Graphic displaying the phases of the eclipse and how they should be viewed.

Figure 2. The American Academy of Ophthalmology recommends taking the following precautions. Before using solar filters or eclipse glasses, inspect for damage. Follow instructions carefully, especially when supervising children. Use eclipse glasses or a solar viewer and never remove them while looking directly at the sun. During a total eclipse, it’s safe to briefly observe without filters, but resume using them when the sun brightens. Avoid using unfiltered cameras or optical devices to view the sun. Consult an astronomer for special filter usage.

Effects of Sun Staring on Eyes

Staring at the Sun can result in blurred vision, dark spots, pain in bright light, or central vision loss. Permanent retinal damage can occur in ~100 seconds, though this timeframe varies based on factors like the Sun’s intensity and pupil dilation.

Where to Obtain Proper Solar Filters

For trusted solar filter vendors, refer to the American Astronomical Society’s website.

Understanding Sun-Related Risks

While solar filters and eclipse glasses shield against intense sunlight, infrared heat from the Sun can still cause discomfort by warming the eye. It’s essential to periodically glance away from the Sun to prevent overheating.

Photographing the Eclipse Safely

You can photograph the eclipse with a smartphone, but ensure a specialized eclipse filter is positioned between the camera and the Sun to prevent damage.

“I still remember from the last eclipse people coming out of our building with multiple pairs of sunglasses on. I’ve got news: it doesn’t matter if you’ve got two, three, or four. No matter how dark they are, that does not qualify,” Dr. Brinton said. “Looking through a camera viewfinder does not qualify. Looking through a telescope or binoculars or anything, even with various filters, those filters do not appropriately protect your eyes from the sun.”

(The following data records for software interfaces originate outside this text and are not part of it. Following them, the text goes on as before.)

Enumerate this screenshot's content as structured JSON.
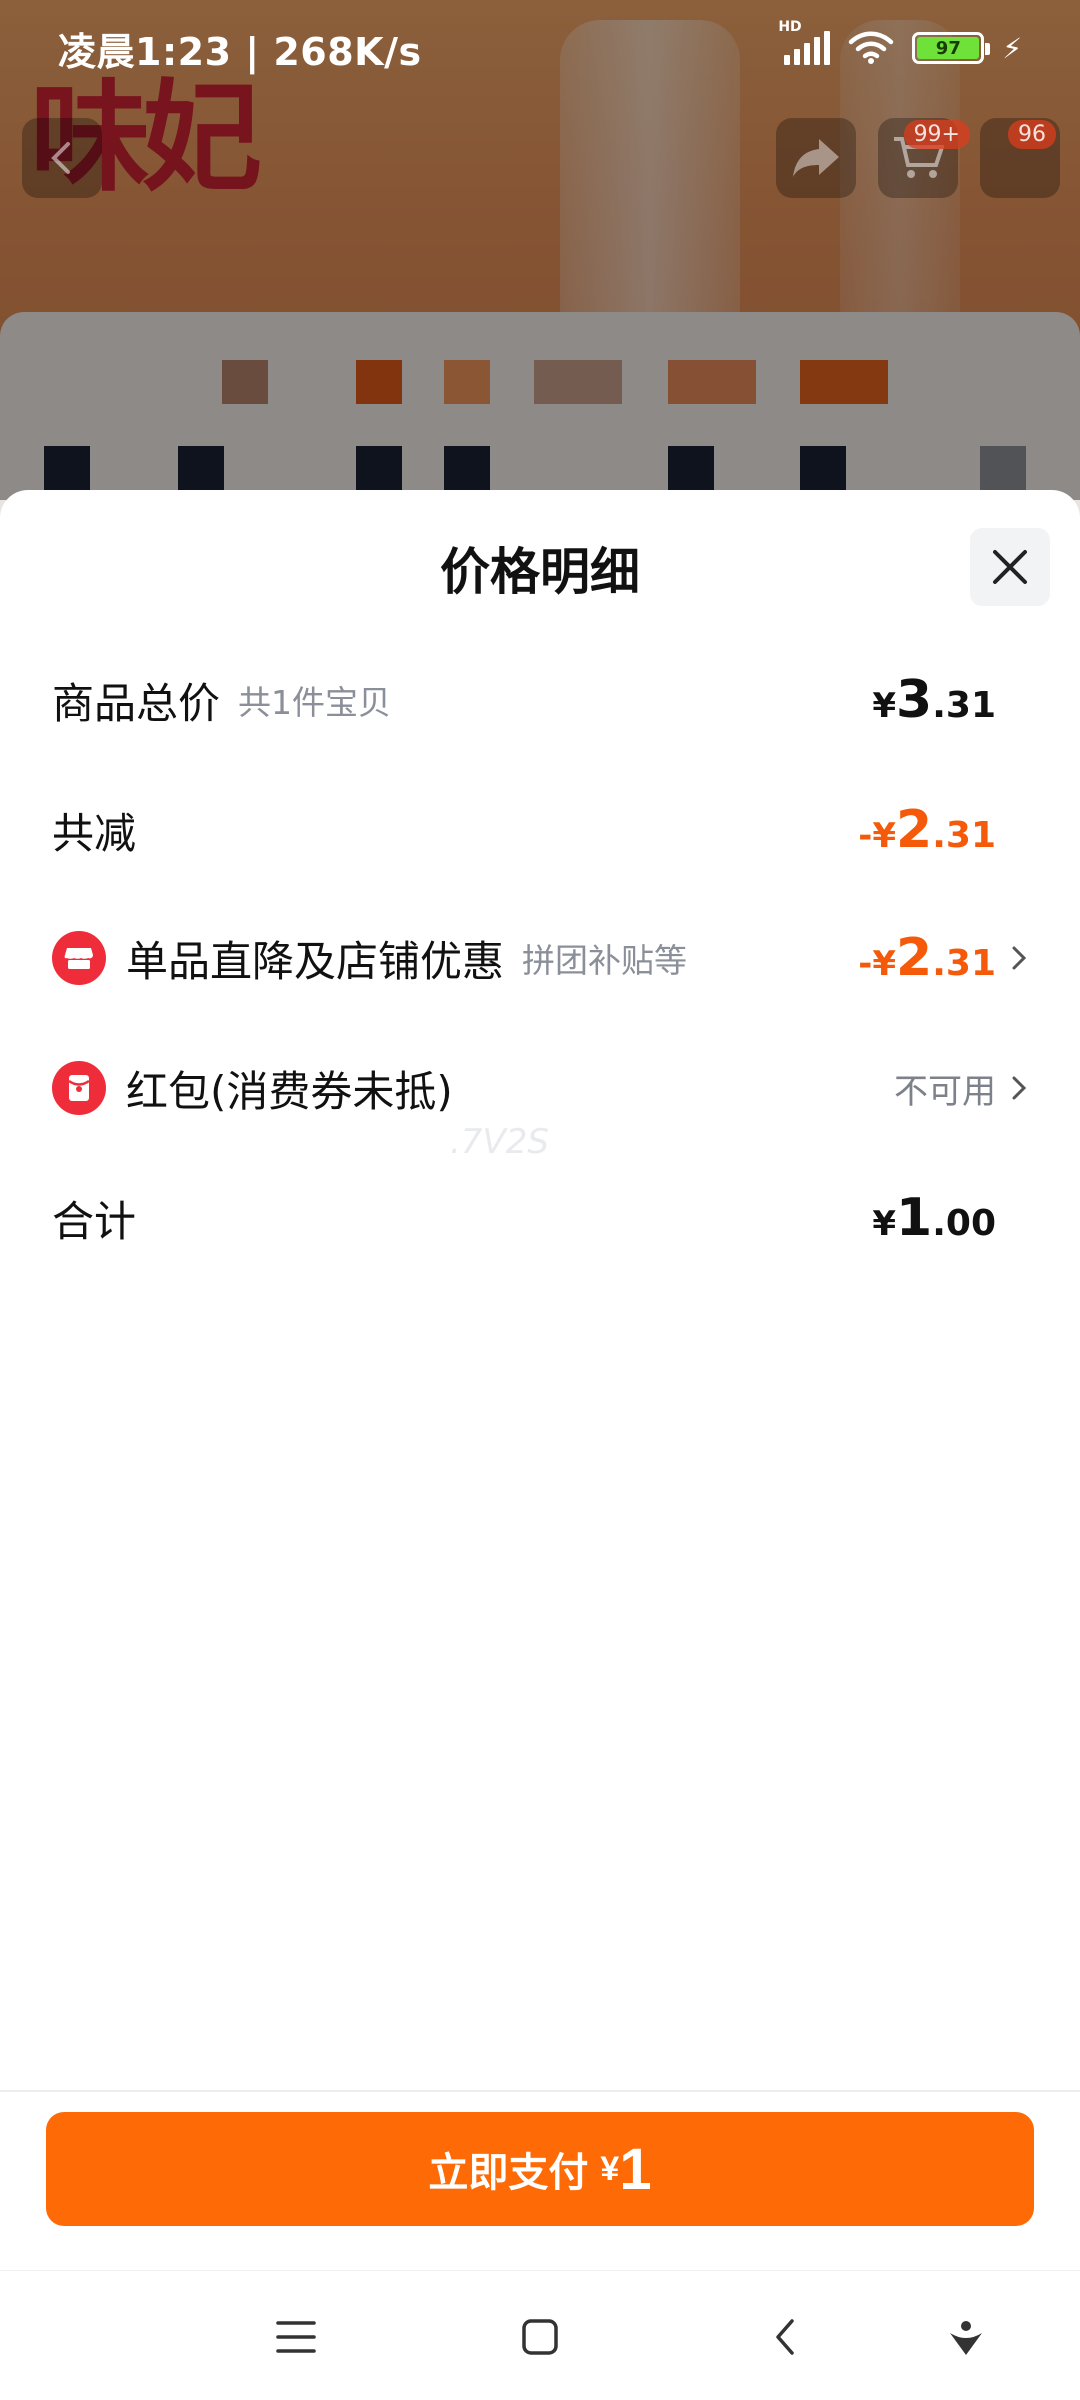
{
  "status_bar": {
    "time_speed": "凌晨1:23 | 268K/s",
    "network_badge": "HD",
    "battery": "97",
    "icons": [
      "signal-icon",
      "wifi-icon",
      "battery-icon",
      "charging-icon"
    ]
  },
  "background": {
    "cart_badge": "99+",
    "msg_badge": "96"
  },
  "sheet": {
    "title": "价格明细",
    "rows": [
      {
        "label": "商品总价",
        "sub": "共1件宝贝",
        "price": {
          "currency": "¥",
          "int": "3",
          "dec": ".31"
        }
      },
      {
        "label": "共减",
        "price": {
          "currency": "-¥",
          "int": "2",
          "dec": ".31"
        }
      },
      {
        "label": "单品直降及店铺优惠",
        "sub": "拼团补贴等",
        "icon": "shop-icon",
        "price": {
          "currency": "-¥",
          "int": "2",
          "dec": ".31"
        }
      },
      {
        "label": "红包(消费券未抵)",
        "icon": "red-envelope-icon",
        "value": "不可用"
      },
      {
        "label": "合计",
        "price": {
          "currency": "¥",
          "int": "1",
          "dec": ".00"
        }
      }
    ],
    "watermark": ".7V2S"
  },
  "footer": {
    "pay_label": "立即支付",
    "pay_currency": "¥",
    "pay_amount": "1"
  },
  "colors": {
    "accent_orange": "#f45a09",
    "pay_button": "#fe6a06",
    "icon_red": "#ef2d3a"
  }
}
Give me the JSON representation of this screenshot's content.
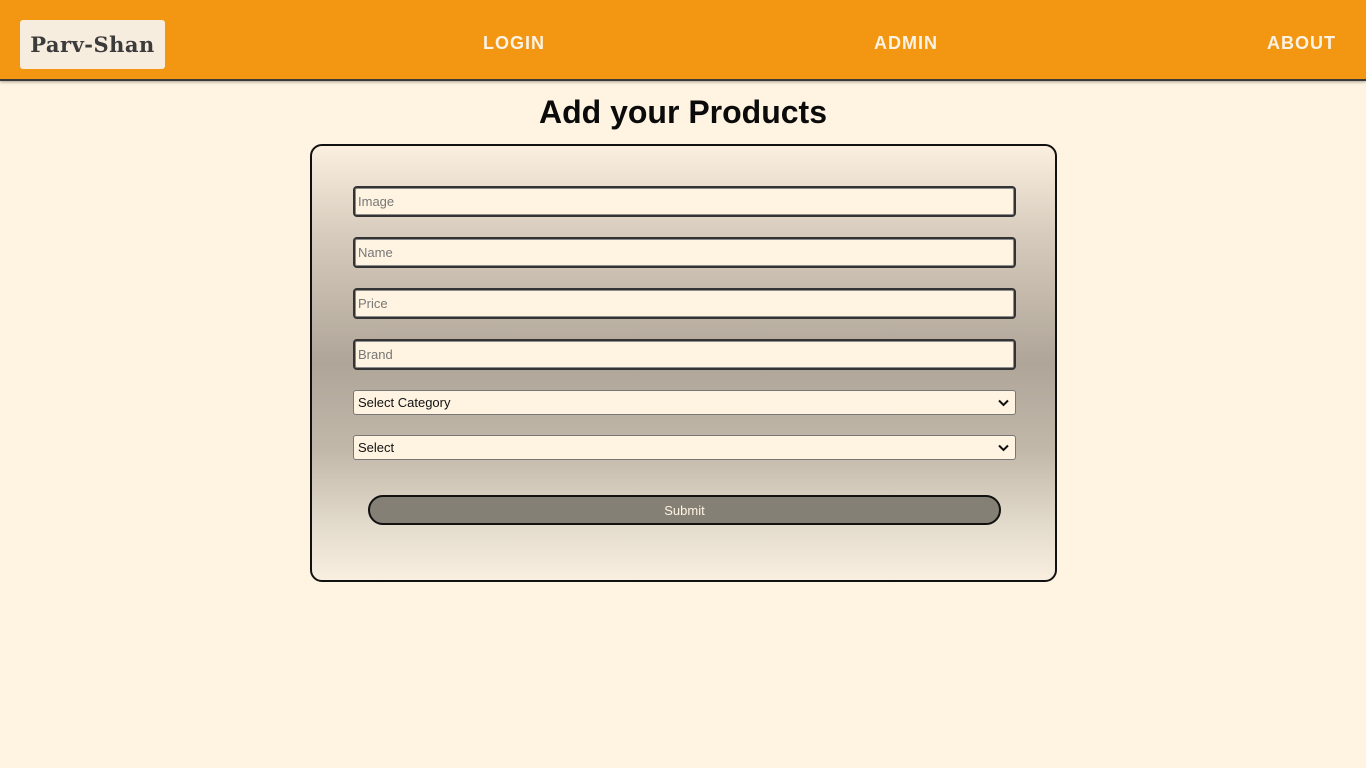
{
  "navbar": {
    "logo_text": "Parv-Shan",
    "links": [
      {
        "label": "LOGIN"
      },
      {
        "label": "ADMIN"
      },
      {
        "label": "ABOUT"
      }
    ],
    "colors": {
      "background": "#f39612",
      "link_text": "#fdf3e4"
    }
  },
  "page": {
    "title": "Add your Products",
    "background": "#fff3e1"
  },
  "form": {
    "fields": {
      "image": {
        "placeholder": "Image",
        "value": ""
      },
      "name": {
        "placeholder": "Name",
        "value": ""
      },
      "price": {
        "placeholder": "Price",
        "value": ""
      },
      "brand": {
        "placeholder": "Brand",
        "value": ""
      }
    },
    "category_select": {
      "selected": "Select Category"
    },
    "sub_select": {
      "selected": "Select"
    },
    "submit_label": "Submit",
    "submit_color": "#858075"
  }
}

Dr. Jason P. Brinton is an internationally recognized specialist in the field of LASIK and refractive surgery. He is a graduate of Harvard College, earned his medical doctorate from the Harvard Medical School and is board certified by the American Board of Ophthalmology.